## Data for review
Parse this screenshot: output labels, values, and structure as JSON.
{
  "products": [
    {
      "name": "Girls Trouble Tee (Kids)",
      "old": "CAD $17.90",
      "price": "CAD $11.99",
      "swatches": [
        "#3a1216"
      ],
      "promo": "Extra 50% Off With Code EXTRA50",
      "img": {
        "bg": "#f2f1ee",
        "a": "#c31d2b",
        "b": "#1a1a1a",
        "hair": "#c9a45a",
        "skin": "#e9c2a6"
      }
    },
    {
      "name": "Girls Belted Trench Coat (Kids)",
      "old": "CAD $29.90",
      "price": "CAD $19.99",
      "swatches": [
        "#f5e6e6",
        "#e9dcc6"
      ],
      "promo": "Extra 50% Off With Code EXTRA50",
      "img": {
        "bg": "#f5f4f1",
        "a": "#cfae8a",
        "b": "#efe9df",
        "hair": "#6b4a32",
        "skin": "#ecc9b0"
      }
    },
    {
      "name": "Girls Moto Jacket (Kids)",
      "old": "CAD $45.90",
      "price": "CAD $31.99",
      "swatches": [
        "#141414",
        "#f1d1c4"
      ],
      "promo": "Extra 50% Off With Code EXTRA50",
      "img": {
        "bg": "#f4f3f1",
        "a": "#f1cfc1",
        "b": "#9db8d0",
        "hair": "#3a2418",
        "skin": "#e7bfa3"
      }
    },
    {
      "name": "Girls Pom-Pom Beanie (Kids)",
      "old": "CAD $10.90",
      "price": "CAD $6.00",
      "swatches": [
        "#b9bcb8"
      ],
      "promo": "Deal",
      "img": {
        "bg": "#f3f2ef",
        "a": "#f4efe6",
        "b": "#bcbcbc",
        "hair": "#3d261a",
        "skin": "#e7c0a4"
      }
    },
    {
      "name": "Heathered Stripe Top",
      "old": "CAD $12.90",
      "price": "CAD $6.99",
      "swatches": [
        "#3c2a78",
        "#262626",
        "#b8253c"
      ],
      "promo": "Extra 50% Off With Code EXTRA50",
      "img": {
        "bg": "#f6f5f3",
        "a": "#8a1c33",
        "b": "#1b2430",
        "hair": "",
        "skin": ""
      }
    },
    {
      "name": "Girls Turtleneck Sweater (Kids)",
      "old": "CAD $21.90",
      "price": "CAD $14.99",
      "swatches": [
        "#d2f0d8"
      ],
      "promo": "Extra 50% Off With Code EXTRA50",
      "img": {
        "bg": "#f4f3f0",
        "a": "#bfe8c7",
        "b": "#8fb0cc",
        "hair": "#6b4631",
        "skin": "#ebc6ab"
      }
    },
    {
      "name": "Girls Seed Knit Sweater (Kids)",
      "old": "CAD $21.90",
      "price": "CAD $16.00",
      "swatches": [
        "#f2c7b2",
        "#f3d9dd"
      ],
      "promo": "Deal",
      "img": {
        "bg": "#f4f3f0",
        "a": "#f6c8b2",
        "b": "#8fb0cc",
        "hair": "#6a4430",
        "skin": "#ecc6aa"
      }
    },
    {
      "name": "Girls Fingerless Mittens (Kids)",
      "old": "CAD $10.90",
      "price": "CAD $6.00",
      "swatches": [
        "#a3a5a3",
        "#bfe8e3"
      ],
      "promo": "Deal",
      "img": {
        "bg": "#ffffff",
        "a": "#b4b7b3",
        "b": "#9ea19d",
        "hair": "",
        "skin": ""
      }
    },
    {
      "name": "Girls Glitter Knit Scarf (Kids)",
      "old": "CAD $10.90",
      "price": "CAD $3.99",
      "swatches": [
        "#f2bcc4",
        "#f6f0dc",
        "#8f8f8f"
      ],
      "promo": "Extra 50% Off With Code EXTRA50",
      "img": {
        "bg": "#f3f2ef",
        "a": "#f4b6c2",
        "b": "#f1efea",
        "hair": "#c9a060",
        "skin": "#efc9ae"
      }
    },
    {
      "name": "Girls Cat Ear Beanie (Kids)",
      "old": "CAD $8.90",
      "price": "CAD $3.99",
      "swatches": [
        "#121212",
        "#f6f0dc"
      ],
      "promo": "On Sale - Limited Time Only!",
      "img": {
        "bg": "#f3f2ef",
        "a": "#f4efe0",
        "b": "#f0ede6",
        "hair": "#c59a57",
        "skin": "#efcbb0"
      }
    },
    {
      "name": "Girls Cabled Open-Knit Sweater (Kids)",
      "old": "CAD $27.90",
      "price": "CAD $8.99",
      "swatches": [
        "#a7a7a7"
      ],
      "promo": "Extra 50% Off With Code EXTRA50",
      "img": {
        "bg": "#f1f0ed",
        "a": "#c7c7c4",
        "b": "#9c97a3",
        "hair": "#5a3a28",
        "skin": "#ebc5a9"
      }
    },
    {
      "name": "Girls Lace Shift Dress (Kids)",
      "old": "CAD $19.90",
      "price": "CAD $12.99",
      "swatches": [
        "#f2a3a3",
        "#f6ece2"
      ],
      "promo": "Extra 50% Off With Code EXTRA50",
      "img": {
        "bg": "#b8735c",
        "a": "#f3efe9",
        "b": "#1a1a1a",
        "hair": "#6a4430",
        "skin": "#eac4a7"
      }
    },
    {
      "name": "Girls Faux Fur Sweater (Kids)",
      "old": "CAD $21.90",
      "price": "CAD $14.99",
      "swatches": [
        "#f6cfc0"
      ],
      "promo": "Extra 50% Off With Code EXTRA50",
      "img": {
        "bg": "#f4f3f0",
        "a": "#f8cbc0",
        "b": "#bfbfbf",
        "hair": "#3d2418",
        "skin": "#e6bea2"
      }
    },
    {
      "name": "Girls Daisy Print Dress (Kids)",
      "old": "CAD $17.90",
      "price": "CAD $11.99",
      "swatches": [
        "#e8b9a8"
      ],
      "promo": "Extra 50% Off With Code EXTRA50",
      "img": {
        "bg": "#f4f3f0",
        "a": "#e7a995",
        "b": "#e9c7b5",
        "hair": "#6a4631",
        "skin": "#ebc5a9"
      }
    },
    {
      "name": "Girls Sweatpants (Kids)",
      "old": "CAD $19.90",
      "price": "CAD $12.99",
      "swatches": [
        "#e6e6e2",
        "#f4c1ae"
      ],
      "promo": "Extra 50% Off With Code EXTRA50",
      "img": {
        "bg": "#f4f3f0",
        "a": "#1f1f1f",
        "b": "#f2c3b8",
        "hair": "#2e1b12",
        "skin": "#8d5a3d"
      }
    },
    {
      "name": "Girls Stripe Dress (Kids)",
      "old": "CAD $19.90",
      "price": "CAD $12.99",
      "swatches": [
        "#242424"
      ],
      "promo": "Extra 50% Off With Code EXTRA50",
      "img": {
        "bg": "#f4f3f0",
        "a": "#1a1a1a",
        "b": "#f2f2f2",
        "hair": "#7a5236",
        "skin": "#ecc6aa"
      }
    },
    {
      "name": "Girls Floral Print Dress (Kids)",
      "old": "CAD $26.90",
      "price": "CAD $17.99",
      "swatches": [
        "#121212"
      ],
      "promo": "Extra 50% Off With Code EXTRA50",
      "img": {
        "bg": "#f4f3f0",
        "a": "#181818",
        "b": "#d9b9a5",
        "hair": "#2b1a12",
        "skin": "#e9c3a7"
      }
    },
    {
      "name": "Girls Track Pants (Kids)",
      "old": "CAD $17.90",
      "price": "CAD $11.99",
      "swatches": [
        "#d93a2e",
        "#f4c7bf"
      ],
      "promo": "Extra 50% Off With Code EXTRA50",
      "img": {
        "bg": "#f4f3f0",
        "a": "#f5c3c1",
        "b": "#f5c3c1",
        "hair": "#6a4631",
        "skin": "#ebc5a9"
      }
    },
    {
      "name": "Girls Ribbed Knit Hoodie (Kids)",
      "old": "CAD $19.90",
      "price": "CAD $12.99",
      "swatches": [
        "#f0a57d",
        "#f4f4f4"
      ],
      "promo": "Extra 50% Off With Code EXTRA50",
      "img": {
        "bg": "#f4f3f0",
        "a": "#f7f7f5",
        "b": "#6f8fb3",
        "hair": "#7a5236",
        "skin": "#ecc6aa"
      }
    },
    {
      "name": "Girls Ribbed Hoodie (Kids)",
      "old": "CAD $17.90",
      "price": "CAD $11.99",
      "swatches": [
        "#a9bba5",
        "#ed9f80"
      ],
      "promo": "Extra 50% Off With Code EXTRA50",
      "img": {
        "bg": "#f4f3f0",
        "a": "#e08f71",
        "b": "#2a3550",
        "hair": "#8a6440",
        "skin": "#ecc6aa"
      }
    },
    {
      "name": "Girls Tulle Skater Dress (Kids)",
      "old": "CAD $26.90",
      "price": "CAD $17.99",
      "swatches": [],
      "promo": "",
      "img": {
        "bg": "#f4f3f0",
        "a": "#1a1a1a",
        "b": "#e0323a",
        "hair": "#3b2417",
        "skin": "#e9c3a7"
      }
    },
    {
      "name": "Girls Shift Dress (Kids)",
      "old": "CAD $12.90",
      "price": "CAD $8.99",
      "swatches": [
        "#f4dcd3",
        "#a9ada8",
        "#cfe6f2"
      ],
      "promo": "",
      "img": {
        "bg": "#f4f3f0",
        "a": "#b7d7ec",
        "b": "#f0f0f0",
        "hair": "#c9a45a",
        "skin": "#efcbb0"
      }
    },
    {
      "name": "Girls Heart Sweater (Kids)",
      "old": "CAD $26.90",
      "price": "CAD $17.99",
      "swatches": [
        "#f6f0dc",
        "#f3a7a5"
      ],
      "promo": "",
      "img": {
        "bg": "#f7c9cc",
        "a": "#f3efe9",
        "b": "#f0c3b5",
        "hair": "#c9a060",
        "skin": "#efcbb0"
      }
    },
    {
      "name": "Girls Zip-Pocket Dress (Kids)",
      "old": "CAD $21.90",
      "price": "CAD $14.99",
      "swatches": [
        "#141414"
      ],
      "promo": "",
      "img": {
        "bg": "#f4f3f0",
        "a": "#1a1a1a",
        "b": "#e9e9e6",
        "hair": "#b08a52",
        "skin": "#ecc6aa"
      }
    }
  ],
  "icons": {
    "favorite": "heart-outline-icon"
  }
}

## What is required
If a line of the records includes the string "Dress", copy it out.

## Answer to the problem
      "name": "Girls Lace Shift Dress (Kids)",
      "name": "Girls Daisy Print Dress (Kids)",
      "name": "Girls Stripe Dress (Kids)",
      "name": "Girls Floral Print Dress (Kids)",
      "name": "Girls Tulle Skater Dress (Kids)",
      "name": "Girls Shift Dress (Kids)",
      "name": "Girls Zip-Pocket Dress (Kids)",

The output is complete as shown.